--- START ---
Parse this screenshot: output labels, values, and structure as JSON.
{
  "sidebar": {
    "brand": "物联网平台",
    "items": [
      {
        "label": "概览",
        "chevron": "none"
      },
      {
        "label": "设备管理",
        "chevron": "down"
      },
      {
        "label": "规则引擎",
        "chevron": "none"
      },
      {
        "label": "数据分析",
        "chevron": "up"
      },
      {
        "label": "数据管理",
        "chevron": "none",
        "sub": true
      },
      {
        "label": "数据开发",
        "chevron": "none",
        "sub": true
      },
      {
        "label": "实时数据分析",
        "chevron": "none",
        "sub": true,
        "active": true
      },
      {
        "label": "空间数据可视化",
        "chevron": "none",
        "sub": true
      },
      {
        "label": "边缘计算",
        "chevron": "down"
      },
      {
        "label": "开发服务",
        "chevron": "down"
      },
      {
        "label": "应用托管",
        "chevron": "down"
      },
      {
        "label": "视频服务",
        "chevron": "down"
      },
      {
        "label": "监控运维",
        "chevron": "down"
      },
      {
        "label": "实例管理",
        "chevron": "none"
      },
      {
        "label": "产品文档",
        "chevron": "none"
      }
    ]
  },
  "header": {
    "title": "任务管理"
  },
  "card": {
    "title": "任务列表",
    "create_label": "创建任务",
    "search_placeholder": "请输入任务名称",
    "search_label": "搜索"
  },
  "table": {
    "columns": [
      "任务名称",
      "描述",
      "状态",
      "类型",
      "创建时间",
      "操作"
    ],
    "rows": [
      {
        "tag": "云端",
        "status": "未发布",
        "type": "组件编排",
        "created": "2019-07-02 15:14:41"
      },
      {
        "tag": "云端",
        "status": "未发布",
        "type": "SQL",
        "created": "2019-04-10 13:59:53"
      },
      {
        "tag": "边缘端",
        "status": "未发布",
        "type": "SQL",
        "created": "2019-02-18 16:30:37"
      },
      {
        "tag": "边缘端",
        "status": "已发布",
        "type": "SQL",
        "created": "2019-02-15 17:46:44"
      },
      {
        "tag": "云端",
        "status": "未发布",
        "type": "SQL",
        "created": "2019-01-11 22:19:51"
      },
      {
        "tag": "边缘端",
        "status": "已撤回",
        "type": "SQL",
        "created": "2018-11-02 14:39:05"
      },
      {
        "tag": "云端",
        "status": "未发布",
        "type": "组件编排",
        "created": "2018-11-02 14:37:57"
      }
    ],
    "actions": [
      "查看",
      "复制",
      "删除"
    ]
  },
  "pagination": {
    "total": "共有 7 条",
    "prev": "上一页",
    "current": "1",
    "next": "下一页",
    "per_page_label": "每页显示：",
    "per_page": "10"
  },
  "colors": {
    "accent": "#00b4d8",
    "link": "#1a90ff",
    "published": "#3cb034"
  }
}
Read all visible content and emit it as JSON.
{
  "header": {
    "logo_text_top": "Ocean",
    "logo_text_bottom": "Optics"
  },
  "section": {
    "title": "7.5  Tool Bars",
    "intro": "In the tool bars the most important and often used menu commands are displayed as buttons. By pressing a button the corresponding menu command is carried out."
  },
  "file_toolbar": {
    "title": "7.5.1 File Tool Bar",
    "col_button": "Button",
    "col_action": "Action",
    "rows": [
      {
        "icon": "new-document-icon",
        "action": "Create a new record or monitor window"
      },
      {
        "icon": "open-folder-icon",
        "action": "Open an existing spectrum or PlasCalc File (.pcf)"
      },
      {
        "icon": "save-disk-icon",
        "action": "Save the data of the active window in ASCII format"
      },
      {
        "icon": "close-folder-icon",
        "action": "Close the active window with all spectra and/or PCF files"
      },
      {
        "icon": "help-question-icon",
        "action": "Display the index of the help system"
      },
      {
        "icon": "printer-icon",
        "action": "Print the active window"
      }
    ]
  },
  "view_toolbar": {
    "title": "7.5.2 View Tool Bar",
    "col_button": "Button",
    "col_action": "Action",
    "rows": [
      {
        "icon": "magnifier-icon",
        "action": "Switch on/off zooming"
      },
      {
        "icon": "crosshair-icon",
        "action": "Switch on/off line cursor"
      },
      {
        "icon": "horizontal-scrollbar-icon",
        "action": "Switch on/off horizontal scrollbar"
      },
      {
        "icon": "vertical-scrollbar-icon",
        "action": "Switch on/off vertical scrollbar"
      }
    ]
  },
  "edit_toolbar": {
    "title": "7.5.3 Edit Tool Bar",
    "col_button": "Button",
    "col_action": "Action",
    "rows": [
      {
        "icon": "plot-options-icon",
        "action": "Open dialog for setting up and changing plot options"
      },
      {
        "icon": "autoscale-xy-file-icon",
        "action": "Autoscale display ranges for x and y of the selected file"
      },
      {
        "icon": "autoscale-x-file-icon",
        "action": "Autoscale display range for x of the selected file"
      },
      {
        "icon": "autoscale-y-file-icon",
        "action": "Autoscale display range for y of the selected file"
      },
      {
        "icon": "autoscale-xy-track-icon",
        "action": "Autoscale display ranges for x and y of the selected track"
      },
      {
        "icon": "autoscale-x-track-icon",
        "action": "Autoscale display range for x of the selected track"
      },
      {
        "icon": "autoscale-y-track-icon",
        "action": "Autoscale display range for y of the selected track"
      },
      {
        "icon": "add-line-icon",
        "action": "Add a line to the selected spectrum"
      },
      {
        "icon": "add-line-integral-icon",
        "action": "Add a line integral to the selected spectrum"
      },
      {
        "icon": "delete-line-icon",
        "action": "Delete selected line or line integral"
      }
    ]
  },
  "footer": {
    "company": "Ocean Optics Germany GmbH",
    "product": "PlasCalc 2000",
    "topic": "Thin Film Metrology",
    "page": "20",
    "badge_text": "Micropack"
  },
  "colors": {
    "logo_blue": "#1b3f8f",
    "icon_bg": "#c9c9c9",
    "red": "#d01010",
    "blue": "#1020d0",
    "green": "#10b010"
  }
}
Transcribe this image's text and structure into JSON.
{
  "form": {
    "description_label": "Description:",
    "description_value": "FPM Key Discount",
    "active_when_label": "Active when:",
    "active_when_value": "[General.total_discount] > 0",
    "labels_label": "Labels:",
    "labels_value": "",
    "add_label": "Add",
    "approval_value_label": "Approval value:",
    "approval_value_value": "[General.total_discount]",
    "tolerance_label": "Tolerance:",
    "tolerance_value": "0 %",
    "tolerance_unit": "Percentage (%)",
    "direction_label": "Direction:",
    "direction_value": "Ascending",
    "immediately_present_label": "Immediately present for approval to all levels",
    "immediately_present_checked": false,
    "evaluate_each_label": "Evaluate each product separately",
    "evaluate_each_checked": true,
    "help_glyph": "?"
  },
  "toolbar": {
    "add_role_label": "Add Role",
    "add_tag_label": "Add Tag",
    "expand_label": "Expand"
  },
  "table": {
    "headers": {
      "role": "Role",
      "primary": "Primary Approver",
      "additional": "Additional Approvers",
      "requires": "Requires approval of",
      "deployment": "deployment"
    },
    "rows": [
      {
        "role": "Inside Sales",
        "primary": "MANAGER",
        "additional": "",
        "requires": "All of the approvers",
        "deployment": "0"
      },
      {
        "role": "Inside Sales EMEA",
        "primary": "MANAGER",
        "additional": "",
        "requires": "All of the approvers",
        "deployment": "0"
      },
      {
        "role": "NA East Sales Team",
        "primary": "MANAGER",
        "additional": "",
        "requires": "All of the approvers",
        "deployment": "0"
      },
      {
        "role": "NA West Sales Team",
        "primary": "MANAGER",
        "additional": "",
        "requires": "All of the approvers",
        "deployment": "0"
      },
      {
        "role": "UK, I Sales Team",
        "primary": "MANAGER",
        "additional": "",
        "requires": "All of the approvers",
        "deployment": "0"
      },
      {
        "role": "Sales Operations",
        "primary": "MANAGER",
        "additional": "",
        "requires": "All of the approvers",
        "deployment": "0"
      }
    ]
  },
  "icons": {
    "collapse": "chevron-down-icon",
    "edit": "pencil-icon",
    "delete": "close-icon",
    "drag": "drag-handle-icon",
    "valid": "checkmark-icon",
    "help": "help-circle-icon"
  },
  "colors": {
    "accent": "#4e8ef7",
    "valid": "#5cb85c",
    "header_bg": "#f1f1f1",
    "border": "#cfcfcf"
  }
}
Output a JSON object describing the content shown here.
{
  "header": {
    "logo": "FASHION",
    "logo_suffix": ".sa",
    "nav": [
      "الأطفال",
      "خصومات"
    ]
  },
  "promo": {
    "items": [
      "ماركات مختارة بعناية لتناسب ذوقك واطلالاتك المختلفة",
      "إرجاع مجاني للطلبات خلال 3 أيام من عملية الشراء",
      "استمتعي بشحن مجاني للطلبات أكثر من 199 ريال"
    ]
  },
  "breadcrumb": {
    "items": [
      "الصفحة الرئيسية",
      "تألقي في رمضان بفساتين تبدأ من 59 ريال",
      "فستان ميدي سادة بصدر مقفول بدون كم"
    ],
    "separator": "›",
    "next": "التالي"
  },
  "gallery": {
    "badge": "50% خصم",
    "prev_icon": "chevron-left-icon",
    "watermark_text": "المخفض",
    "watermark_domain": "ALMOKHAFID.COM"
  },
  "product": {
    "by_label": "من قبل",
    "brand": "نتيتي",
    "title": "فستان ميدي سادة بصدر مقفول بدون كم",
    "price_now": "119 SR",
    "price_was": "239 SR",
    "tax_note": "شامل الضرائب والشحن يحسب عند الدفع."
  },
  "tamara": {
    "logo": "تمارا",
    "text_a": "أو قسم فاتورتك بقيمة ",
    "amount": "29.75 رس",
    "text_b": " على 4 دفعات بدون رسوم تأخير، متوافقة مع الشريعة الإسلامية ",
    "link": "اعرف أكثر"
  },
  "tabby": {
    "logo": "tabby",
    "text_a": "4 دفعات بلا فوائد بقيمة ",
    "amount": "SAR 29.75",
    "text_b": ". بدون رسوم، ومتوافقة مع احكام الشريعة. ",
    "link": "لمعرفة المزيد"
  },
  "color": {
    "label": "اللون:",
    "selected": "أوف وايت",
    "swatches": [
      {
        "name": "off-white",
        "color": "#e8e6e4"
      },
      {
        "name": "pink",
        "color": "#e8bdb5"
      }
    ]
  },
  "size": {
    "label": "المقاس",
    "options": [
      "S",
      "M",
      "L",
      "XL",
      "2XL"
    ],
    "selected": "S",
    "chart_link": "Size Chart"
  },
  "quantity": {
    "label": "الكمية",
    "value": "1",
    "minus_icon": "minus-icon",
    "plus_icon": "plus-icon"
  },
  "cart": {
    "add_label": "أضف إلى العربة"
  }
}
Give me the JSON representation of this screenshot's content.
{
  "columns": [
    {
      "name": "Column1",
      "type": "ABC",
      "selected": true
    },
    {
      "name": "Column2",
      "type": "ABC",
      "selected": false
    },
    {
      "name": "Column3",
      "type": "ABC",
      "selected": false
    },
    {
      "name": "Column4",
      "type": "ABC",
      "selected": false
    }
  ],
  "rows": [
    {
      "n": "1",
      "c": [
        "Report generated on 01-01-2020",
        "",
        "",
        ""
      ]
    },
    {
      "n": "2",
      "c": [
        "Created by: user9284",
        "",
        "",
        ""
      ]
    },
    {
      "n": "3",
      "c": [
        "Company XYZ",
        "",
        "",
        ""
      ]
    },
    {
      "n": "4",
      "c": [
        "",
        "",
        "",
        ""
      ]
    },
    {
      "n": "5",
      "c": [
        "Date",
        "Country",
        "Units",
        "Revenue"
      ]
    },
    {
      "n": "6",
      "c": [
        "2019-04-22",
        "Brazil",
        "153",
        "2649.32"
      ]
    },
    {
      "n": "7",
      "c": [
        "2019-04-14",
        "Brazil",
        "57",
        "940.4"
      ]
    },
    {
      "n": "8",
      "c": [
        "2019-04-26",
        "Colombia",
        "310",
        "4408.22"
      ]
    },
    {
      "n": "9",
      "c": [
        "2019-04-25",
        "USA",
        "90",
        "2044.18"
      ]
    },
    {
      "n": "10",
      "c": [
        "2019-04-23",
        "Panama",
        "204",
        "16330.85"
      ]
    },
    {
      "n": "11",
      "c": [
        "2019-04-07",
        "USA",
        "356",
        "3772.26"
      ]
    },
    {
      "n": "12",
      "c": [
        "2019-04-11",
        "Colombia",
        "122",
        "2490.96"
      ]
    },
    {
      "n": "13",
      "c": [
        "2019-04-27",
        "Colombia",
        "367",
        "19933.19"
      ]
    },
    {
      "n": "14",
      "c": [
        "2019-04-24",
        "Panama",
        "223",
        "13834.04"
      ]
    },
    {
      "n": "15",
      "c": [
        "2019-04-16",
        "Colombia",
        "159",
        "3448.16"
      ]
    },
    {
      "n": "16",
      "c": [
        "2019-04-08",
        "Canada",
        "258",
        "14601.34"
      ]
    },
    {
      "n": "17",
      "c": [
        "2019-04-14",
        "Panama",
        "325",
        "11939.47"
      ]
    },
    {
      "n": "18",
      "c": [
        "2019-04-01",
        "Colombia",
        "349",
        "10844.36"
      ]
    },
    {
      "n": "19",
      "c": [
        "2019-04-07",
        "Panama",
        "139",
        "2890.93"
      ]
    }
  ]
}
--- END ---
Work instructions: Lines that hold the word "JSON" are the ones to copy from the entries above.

Result:
Parse this screenshot: output labels, values, and structure as JSON.
Read all visible content and emit it as JSON.
Transcribe this image's text and structure into JSON.
Output a JSON object describing the content shown here.
Give me the JSON representation of this screenshot's content.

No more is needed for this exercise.